EXERCISE INSTRUCTIONS. From the listing that follows, extract every line and set it down unaltered.

-------- DATA FOR ANALYSIS --------

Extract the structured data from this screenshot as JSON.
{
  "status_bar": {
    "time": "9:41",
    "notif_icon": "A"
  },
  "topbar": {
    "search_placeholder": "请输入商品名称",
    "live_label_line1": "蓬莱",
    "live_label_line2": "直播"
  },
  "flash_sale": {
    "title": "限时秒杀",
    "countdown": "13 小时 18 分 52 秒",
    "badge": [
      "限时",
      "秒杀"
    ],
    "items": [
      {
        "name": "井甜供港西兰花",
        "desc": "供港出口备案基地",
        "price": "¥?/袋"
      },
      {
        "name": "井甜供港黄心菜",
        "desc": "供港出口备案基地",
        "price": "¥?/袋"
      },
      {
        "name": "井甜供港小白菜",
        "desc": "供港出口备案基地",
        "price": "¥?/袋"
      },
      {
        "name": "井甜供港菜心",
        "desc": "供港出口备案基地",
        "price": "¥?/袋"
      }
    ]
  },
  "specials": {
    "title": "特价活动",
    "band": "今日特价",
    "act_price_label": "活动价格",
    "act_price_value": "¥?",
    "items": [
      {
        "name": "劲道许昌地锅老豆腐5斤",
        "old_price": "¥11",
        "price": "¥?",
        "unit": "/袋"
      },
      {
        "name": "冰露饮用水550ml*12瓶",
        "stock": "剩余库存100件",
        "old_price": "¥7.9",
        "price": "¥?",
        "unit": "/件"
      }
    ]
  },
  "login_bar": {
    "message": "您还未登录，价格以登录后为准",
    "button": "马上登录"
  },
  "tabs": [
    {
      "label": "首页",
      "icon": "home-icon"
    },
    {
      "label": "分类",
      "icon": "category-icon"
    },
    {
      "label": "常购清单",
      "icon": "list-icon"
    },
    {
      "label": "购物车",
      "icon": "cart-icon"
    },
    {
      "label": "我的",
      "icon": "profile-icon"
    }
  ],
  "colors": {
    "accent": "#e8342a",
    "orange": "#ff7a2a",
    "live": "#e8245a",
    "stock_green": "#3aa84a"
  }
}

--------

FINAL ANSWER.
Extract the structured data from this screenshot as JSON.
{
  "status_bar": {
    "time": "9:41",
    "notif_icon": "A"
  },
  "topbar": {
    "search_placeholder": "请输入商品名称",
    "live_label_line1": "蓬莱",
    "live_label_line2": "直播"
  },
  "flash_sale": {
    "title": "限时秒杀",
    "countdown": "13 小时 18 分 52 秒",
    "badge": [
      "限时",
      "秒杀"
    ],
    "items": [
      {
        "name": "井甜供港西兰花",
        "desc": "供港出口备案基地",
        "price": "¥?/袋"
      },
      {
        "name": "井甜供港黄心菜",
        "desc": "供港出口备案基地",
        "price": "¥?/袋"
      },
      {
        "name": "井甜供港小白菜",
        "desc": "供港出口备案基地",
        "price": "¥?/袋"
      },
      {
        "name": "井甜供港菜心",
        "desc": "供港出口备案基地",
        "price": "¥?/袋"
      }
    ]
  },
  "specials": {
    "title": "特价活动",
    "band": "今日特价",
    "act_price_label": "活动价格",
    "act_price_value": "¥?",
    "items": [
      {
        "name": "劲道许昌地锅老豆腐5斤",
        "old_price": "¥11",
        "price": "¥?",
        "unit": "/袋"
      },
      {
        "name": "冰露饮用水550ml*12瓶",
        "stock": "剩余库存100件",
        "old_price": "¥7.9",
        "price": "¥?",
        "unit": "/件"
      }
    ]
  },
  "login_bar": {
    "message": "您还未登录，价格以登录后为准",
    "button": "马上登录"
  },
  "tabs": [
    {
      "label": "首页",
      "icon": "home-icon"
    },
    {
      "label": "分类",
      "icon": "category-icon"
    },
    {
      "label": "常购清单",
      "icon": "list-icon"
    },
    {
      "label": "购物车",
      "icon": "cart-icon"
    },
    {
      "label": "我的",
      "icon": "profile-icon"
    }
  ],
  "colors": {
    "accent": "#e8342a",
    "orange": "#ff7a2a",
    "live": "#e8245a",
    "stock_green": "#3aa84a"
  }
}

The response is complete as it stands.